───── Material for this task

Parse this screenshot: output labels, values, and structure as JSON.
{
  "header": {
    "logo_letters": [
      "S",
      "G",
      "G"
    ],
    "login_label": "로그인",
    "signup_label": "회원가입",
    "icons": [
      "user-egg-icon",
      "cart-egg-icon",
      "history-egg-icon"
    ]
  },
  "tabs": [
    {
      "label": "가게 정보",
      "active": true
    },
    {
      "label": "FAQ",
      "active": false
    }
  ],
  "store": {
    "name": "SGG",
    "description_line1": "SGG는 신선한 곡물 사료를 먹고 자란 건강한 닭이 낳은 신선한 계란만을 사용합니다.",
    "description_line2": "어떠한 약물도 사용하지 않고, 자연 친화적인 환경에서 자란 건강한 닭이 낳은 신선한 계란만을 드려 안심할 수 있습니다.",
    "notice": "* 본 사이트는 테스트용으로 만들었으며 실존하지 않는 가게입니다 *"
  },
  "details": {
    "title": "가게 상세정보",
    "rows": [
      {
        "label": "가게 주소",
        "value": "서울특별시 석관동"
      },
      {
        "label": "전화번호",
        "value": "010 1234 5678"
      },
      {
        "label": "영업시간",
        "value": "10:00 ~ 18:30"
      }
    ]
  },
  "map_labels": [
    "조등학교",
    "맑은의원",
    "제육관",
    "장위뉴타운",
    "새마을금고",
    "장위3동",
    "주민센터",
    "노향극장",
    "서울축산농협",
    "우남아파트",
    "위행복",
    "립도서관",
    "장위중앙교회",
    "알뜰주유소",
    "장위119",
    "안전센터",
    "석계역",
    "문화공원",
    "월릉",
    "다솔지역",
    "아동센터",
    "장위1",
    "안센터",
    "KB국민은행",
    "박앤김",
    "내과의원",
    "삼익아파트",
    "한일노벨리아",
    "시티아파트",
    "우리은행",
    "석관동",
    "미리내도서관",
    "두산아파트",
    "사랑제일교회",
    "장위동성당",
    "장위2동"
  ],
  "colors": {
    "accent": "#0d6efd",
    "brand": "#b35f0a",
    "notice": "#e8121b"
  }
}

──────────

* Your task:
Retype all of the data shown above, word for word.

* Answer space:
Parse this screenshot: output labels, values, and structure as JSON.
{
  "header": {
    "logo_letters": [
      "S",
      "G",
      "G"
    ],
    "login_label": "로그인",
    "signup_label": "회원가입",
    "icons": [
      "user-egg-icon",
      "cart-egg-icon",
      "history-egg-icon"
    ]
  },
  "tabs": [
    {
      "label": "가게 정보",
      "active": true
    },
    {
      "label": "FAQ",
      "active": false
    }
  ],
  "store": {
    "name": "SGG",
    "description_line1": "SGG는 신선한 곡물 사료를 먹고 자란 건강한 닭이 낳은 신선한 계란만을 사용합니다.",
    "description_line2": "어떠한 약물도 사용하지 않고, 자연 친화적인 환경에서 자란 건강한 닭이 낳은 신선한 계란만을 드려 안심할 수 있습니다.",
    "notice": "* 본 사이트는 테스트용으로 만들었으며 실존하지 않는 가게입니다 *"
  },
  "details": {
    "title": "가게 상세정보",
    "rows": [
      {
        "label": "가게 주소",
        "value": "서울특별시 석관동"
      },
      {
        "label": "전화번호",
        "value": "010 1234 5678"
      },
      {
        "label": "영업시간",
        "value": "10:00 ~ 18:30"
      }
    ]
  },
  "map_labels": [
    "조등학교",
    "맑은의원",
    "제육관",
    "장위뉴타운",
    "새마을금고",
    "장위3동",
    "주민센터",
    "노향극장",
    "서울축산농협",
    "우남아파트",
    "위행복",
    "립도서관",
    "장위중앙교회",
    "알뜰주유소",
    "장위119",
    "안전센터",
    "석계역",
    "문화공원",
    "월릉",
    "다솔지역",
    "아동센터",
    "장위1",
    "안센터",
    "KB국민은행",
    "박앤김",
    "내과의원",
    "삼익아파트",
    "한일노벨리아",
    "시티아파트",
    "우리은행",
    "석관동",
    "미리내도서관",
    "두산아파트",
    "사랑제일교회",
    "장위동성당",
    "장위2동"
  ],
  "colors": {
    "accent": "#0d6efd",
    "brand": "#b35f0a",
    "notice": "#e8121b"
  }
}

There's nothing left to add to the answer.